    6. Whilst the vegetables are roasting, chop the garlic into small pieces and quarter the mushrooms…I’ve said about 8 but use however many you feel is best.
    7. Take the vegetables out of the oven, add the garlic and mushrooms, give it a good stir and put it back in the oven for another 15 minutes.
    8. Once everything is cooked, juice half a lime over the mixture for some extra zing.  The vegetables should still have some bite to them, but the broccoli might look a little burnt.

    roastedchickpeasandveg

    Cake, Recipes

    Recipe: Blondies / White Chocolate Brownies

    I love this recipe, although I’m never really sure what to call them; white chocolate brownies sounds a bit silly, but blondies seem to require explanation.  Either way if you’re a fan of white chocolate these are delicious.  Below is the basic recipe for the blondies, but feel free to experiment; I’ve made this recipe adding 100g of cranberries or with a delicious Spanish liqueur, Licor 43.

    blondiesBlondies

    300g quality white chocolate, chopped

    200g butter

    3 medium eggs

    150g caster sugar

    ½ tsp pure vanilla extract

    200g plain flour, sifted

     

    Method
    1. Heat the oven to 180°C or equivalent.  Line a baking tin (18x28cm size is recommended) with greaseproof paper – trust me, this is a lot less messy than greasing a tin and trying to get the baked goods out later.
    2. Boil some water and then allow it to simmer.  In a bowl over the pan of simmering water, melt butter with 150g of the chocolate.  Once it’s all melted leave it to cool (trust me) and then give it a good, quick stir to combine it.
    3. In a bowl, beat the eggs, sugar and vanilla until combined and the mixture looks pale.
    4. Beat in the melted white chocolate mixture, making sure everything comes together.
    5. Chop the remaining 150g into chunks (I tend to attack mine with a rolling pin) and sprinkle the chunks into the mixture.  If you’re adding fruit (cranberries work well), add this now.
    6. Bake for about 20 minutes, or  until the top is firm but the insiders are still a bit soft.
    7. Leave to cool and cut into squares.

     

    Round ups

    July round up

    Wow, what a month July was.  Oddly, considering I managed to blog much more this month, it was also the month I seemed to end up in a lot of other cities with a weekend away in York and trips to Leamington Spa and London (no blogposts about them though).  I’ve varied some of the posts in July too, adding product reviews in among the usual reviews, recipes and round ups.

    Recipes20140721-142354-51834649.jpg

    A bit of naughty and nice with just two recipes this month; one for a blueberry balsamic glaze which really added the finishing touch to my rainbow salad, and a recipe for Gluten-free Chocolate and Cointreau Cake .

    Reviews

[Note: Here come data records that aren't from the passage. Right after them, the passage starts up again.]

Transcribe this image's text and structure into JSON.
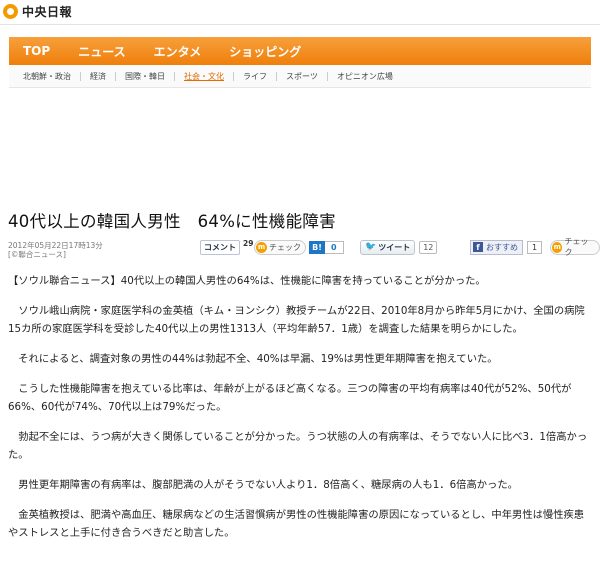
{
  "header": {
    "logo_text": "中央日報"
  },
  "nav": {
    "items": [
      "TOP",
      "ニュース",
      "エンタメ",
      "ショッピング"
    ]
  },
  "subnav": {
    "items": [
      "北朝鮮・政治",
      "経済",
      "国際・韓日",
      "社会・文化",
      "ライフ",
      "スポーツ",
      "オピニオン広場"
    ],
    "active": "社会・文化"
  },
  "article": {
    "headline": "40代以上の韓国人男性　64%に性機能障害",
    "date": "2012年05月22日17時13分",
    "source": "[©聯合ニュース]",
    "paragraphs": [
      "【ソウル聯合ニュース】40代以上の韓国人男性の64%は、性機能に障害を持っていることが分かった。",
      "ソウル峨山病院・家庭医学科の金英植（キム・ヨンシク）教授チームが22日、2010年8月から昨年5月にかけ、全国の病院15カ所の家庭医学科を受診した40代以上の男性1313人（平均年齢57．1歳）を調査した結果を明らかにした。",
      "それによると、調査対象の男性の44%は勃起不全、40%は早漏、19%は男性更年期障害を抱えていた。",
      "こうした性機能障害を抱えている比率は、年齢が上がるほど高くなる。三つの障害の平均有病率は40代が52%、50代が66%、60代が74%、70代以上は79%だった。",
      "勃起不全には、うつ病が大きく関係していることが分かった。うつ状態の人の有病率は、そうでない人に比べ3．1倍高かった。",
      "男性更年期障害の有病率は、腹部肥満の人がそうでない人より1．8倍高く、糖尿病の人も1．6倍高かった。",
      "金英植教授は、肥満や高血圧、糖尿病などの生活習慣病が男性の性機能障害の原因になっているとし、中年男性は慢性疾患やストレスと上手に付き合うべきだと助言した。"
    ]
  },
  "social": {
    "comment_label": "コメント",
    "comment_count": "29",
    "check_label": "チェック",
    "hatena_label": "B!",
    "hatena_count": "0",
    "tweet_label": "ツイート",
    "tweet_count": "12",
    "fb_label": "おすすめ",
    "fb_icon": "f",
    "fb_count": "1"
  },
  "colors": {
    "nav_orange": "#f28a17",
    "active_link": "#e06d00"
  }
}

    It was a great month for pop up food events, as I went to one of Brum Yum Yum’s Lunch Market where 63 Islands and the Cake Doctor were selling their wares for the afternoon.  I also made it along to the Colmore Business District’s annual Food Festival – their best yet.  And not forgetting my first visit to Two Cats Roaming Kitchen, a north-eastern European fine dining pop up and well worth seeking out.

    Plus I visited one of the most hidden away cafes in the city – so hidden I didn’t even know it existed until I went for lunch!

    Product reviewschocolatebombe

    I decided to add in some reviews of more unusual food items I came across, the first being Beanies gingerbread flavour instant coffee, after developing a bit of a habit for gingerbread soya lattes.  I also stumbled across Tyrrell’s Vegetable Crisps when looking for something a bit more interesting in my lunchtime sandwich meal deal, and finally a Selfridges salted almond and crunchy toffee Bombe I found in the sale…I know, chocolate in the sale!

    Coming up in August I have reviews from Two Cats’ July event, the recipe for my favourite blondies, mojito chocolates from Hotel Chocolat, The Electric’s Food Film Club and much much more!